Given entries Start Marker
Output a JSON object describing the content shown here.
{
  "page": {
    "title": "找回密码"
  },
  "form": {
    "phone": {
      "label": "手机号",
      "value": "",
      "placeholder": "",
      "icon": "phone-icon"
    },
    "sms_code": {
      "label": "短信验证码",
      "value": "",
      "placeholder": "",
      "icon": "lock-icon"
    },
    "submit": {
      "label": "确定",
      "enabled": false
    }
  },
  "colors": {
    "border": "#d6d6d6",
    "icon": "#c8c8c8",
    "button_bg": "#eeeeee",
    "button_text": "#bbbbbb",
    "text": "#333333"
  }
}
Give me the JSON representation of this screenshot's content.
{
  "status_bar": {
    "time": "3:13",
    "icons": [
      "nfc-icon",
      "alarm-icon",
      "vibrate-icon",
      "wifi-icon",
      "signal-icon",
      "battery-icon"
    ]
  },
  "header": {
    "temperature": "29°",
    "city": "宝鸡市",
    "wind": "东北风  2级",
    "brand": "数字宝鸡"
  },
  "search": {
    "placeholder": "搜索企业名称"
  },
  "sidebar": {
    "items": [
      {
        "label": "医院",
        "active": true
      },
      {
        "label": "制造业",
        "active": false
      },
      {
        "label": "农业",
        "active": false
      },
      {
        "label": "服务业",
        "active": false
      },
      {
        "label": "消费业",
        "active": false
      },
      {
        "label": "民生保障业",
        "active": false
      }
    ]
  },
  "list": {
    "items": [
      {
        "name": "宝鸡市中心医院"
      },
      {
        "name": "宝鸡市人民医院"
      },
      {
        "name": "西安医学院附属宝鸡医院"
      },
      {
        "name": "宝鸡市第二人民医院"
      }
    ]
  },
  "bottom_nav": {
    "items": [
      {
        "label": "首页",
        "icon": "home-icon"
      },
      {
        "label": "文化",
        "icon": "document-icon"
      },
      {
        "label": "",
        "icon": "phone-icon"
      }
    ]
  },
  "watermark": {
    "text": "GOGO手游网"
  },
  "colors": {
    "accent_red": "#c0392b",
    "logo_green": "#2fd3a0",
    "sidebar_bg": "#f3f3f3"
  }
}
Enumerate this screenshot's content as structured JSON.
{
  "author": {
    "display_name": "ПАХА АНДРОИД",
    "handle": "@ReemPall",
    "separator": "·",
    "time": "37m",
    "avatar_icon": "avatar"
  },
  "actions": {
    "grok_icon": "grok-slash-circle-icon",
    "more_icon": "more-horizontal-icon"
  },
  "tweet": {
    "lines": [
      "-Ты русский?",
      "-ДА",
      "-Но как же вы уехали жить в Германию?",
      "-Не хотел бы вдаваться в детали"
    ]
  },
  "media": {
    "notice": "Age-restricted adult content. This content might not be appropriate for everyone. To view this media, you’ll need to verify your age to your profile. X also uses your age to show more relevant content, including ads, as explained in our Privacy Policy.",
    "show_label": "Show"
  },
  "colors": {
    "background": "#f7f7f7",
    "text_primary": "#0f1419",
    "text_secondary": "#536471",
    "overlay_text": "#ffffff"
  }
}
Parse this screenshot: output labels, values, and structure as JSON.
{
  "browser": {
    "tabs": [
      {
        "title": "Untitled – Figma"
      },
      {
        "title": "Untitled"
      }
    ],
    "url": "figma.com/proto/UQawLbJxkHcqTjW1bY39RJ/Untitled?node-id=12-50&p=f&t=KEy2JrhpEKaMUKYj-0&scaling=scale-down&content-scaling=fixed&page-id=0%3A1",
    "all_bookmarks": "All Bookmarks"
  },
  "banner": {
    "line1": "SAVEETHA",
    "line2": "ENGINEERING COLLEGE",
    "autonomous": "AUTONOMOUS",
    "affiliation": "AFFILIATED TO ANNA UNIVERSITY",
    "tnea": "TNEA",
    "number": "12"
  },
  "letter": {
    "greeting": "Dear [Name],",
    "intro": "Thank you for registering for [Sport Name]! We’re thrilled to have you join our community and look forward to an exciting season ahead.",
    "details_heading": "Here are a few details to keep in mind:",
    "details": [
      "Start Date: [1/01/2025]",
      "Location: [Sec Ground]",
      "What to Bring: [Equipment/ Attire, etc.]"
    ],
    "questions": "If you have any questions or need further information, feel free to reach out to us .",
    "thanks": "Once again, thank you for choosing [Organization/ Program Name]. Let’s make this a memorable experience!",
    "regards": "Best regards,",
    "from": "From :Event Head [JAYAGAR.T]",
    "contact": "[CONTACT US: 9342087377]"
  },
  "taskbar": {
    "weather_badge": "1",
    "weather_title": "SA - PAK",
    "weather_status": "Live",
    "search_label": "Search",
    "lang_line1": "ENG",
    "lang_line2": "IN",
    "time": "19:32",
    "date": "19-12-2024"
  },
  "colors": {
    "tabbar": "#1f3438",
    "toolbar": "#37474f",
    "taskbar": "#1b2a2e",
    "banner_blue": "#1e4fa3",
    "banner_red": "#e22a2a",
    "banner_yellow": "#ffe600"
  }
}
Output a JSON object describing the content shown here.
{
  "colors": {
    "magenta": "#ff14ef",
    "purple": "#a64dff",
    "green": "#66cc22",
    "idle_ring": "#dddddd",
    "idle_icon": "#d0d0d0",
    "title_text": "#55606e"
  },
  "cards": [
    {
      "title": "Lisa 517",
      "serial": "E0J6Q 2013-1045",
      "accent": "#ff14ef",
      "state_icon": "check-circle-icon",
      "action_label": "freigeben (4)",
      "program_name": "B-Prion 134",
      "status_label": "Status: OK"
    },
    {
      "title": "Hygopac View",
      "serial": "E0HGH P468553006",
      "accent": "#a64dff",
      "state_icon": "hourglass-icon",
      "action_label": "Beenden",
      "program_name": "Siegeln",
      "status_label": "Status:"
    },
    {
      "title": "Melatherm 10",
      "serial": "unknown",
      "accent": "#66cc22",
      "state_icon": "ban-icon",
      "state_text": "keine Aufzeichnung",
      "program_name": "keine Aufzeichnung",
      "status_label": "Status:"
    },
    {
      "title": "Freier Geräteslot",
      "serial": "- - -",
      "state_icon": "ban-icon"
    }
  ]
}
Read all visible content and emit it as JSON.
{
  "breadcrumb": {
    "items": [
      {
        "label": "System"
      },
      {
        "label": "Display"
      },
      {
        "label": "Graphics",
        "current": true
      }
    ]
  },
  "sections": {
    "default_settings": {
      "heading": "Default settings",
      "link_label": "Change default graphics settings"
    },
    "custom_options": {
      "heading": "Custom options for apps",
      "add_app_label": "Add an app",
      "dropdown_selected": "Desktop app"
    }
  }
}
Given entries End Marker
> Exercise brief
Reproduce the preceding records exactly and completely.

> Response
Output a JSON object describing the content shown here.
{
  "page": {
    "title": "找回密码"
  },
  "form": {
    "phone": {
      "label": "手机号",
      "value": "",
      "placeholder": "",
      "icon": "phone-icon"
    },
    "sms_code": {
      "label": "短信验证码",
      "value": "",
      "placeholder": "",
      "icon": "lock-icon"
    },
    "submit": {
      "label": "确定",
      "enabled": false
    }
  },
  "colors": {
    "border": "#d6d6d6",
    "icon": "#c8c8c8",
    "button_bg": "#eeeeee",
    "button_text": "#bbbbbb",
    "text": "#333333"
  }
}
Give me the JSON representation of this screenshot's content.
{
  "status_bar": {
    "time": "3:13",
    "icons": [
      "nfc-icon",
      "alarm-icon",
      "vibrate-icon",
      "wifi-icon",
      "signal-icon",
      "battery-icon"
    ]
  },
  "header": {
    "temperature": "29°",
    "city": "宝鸡市",
    "wind": "东北风  2级",
    "brand": "数字宝鸡"
  },
  "search": {
    "placeholder": "搜索企业名称"
  },
  "sidebar": {
    "items": [
      {
        "label": "医院",
        "active": true
      },
      {
        "label": "制造业",
        "active": false
      },
      {
        "label": "农业",
        "active": false
      },
      {
        "label": "服务业",
        "active": false
      },
      {
        "label": "消费业",
        "active": false
      },
      {
        "label": "民生保障业",
        "active": false
      }
    ]
  },
  "list": {
    "items": [
      {
        "name": "宝鸡市中心医院"
      },
      {
        "name": "宝鸡市人民医院"
      },
      {
        "name": "西安医学院附属宝鸡医院"
      },
      {
        "name": "宝鸡市第二人民医院"
      }
    ]
  },
  "bottom_nav": {
    "items": [
      {
        "label": "首页",
        "icon": "home-icon"
      },
      {
        "label": "文化",
        "icon": "document-icon"
      },
      {
        "label": "",
        "icon": "phone-icon"
      }
    ]
  },
  "watermark": {
    "text": "GOGO手游网"
  },
  "colors": {
    "accent_red": "#c0392b",
    "logo_green": "#2fd3a0",
    "sidebar_bg": "#f3f3f3"
  }
}
Enumerate this screenshot's content as structured JSON.
{
  "author": {
    "display_name": "ПАХА АНДРОИД",
    "handle": "@ReemPall",
    "separator": "·",
    "time": "37m",
    "avatar_icon": "avatar"
  },
  "actions": {
    "grok_icon": "grok-slash-circle-icon",
    "more_icon": "more-horizontal-icon"
  },
  "tweet": {
    "lines": [
      "-Ты русский?",
      "-ДА",
      "-Но как же вы уехали жить в Германию?",
      "-Не хотел бы вдаваться в детали"
    ]
  },
  "media": {
    "notice": "Age-restricted adult content. This content might not be appropriate for everyone. To view this media, you’ll need to verify your age to your profile. X also uses your age to show more relevant content, including ads, as explained in our Privacy Policy.",
    "show_label": "Show"
  },
  "colors": {
    "background": "#f7f7f7",
    "text_primary": "#0f1419",
    "text_secondary": "#536471",
    "overlay_text": "#ffffff"
  }
}
Parse this screenshot: output labels, values, and structure as JSON.
{
  "browser": {
    "tabs": [
      {
        "title": "Untitled – Figma"
      },
      {
        "title": "Untitled"
      }
    ],
    "url": "figma.com/proto/UQawLbJxkHcqTjW1bY39RJ/Untitled?node-id=12-50&p=f&t=KEy2JrhpEKaMUKYj-0&scaling=scale-down&content-scaling=fixed&page-id=0%3A1",
    "all_bookmarks": "All Bookmarks"
  },
  "banner": {
    "line1": "SAVEETHA",
    "line2": "ENGINEERING COLLEGE",
    "autonomous": "AUTONOMOUS",
    "affiliation": "AFFILIATED TO ANNA UNIVERSITY",
    "tnea": "TNEA",
    "number": "12"
  },
  "letter": {
    "greeting": "Dear [Name],",
    "intro": "Thank you for registering for [Sport Name]! We’re thrilled to have you join our community and look forward to an exciting season ahead.",
    "details_heading": "Here are a few details to keep in mind:",
    "details": [
      "Start Date: [1/01/2025]",
      "Location: [Sec Ground]",
      "What to Bring: [Equipment/ Attire, etc.]"
    ],
    "questions": "If you have any questions or need further information, feel free to reach out to us .",
    "thanks": "Once again, thank you for choosing [Organization/ Program Name]. Let’s make this a memorable experience!",
    "regards": "Best regards,",
    "from": "From :Event Head [JAYAGAR.T]",
    "contact": "[CONTACT US: 9342087377]"
  },
  "taskbar": {
    "weather_badge": "1",
    "weather_title": "SA - PAK",
    "weather_status": "Live",
    "search_label": "Search",
    "lang_line1": "ENG",
    "lang_line2": "IN",
    "time": "19:32",
    "date": "19-12-2024"
  },
  "colors": {
    "tabbar": "#1f3438",
    "toolbar": "#37474f",
    "taskbar": "#1b2a2e",
    "banner_blue": "#1e4fa3",
    "banner_red": "#e22a2a",
    "banner_yellow": "#ffe600"
  }
}
Output a JSON object describing the content shown here.
{
  "colors": {
    "magenta": "#ff14ef",
    "purple": "#a64dff",
    "green": "#66cc22",
    "idle_ring": "#dddddd",
    "idle_icon": "#d0d0d0",
    "title_text": "#55606e"
  },
  "cards": [
    {
      "title": "Lisa 517",
      "serial": "E0J6Q 2013-1045",
      "accent": "#ff14ef",
      "state_icon": "check-circle-icon",
      "action_label": "freigeben (4)",
      "program_name": "B-Prion 134",
      "status_label": "Status: OK"
    },
    {
      "title": "Hygopac View",
      "serial": "E0HGH P468553006",
      "accent": "#a64dff",
      "state_icon": "hourglass-icon",
      "action_label": "Beenden",
      "program_name": "Siegeln",
      "status_label": "Status:"
    },
    {
      "title": "Melatherm 10",
      "serial": "unknown",
      "accent": "#66cc22",
      "state_icon": "ban-icon",
      "state_text": "keine Aufzeichnung",
      "program_name": "keine Aufzeichnung",
      "status_label": "Status:"
    },
    {
      "title": "Freier Geräteslot",
      "serial": "- - -",
      "state_icon": "ban-icon"
    }
  ]
}
Read all visible content and emit it as JSON.
{
  "breadcrumb": {
    "items": [
      {
        "label": "System"
      },
      {
        "label": "Display"
      },
      {
        "label": "Graphics",
        "current": true
      }
    ]
  },
  "sections": {
    "default_settings": {
      "heading": "Default settings",
      "link_label": "Change default graphics settings"
    },
    "custom_options": {
      "heading": "Custom options for apps",
      "add_app_label": "Add an app",
      "dropdown_selected": "Desktop app"
    }
  }
}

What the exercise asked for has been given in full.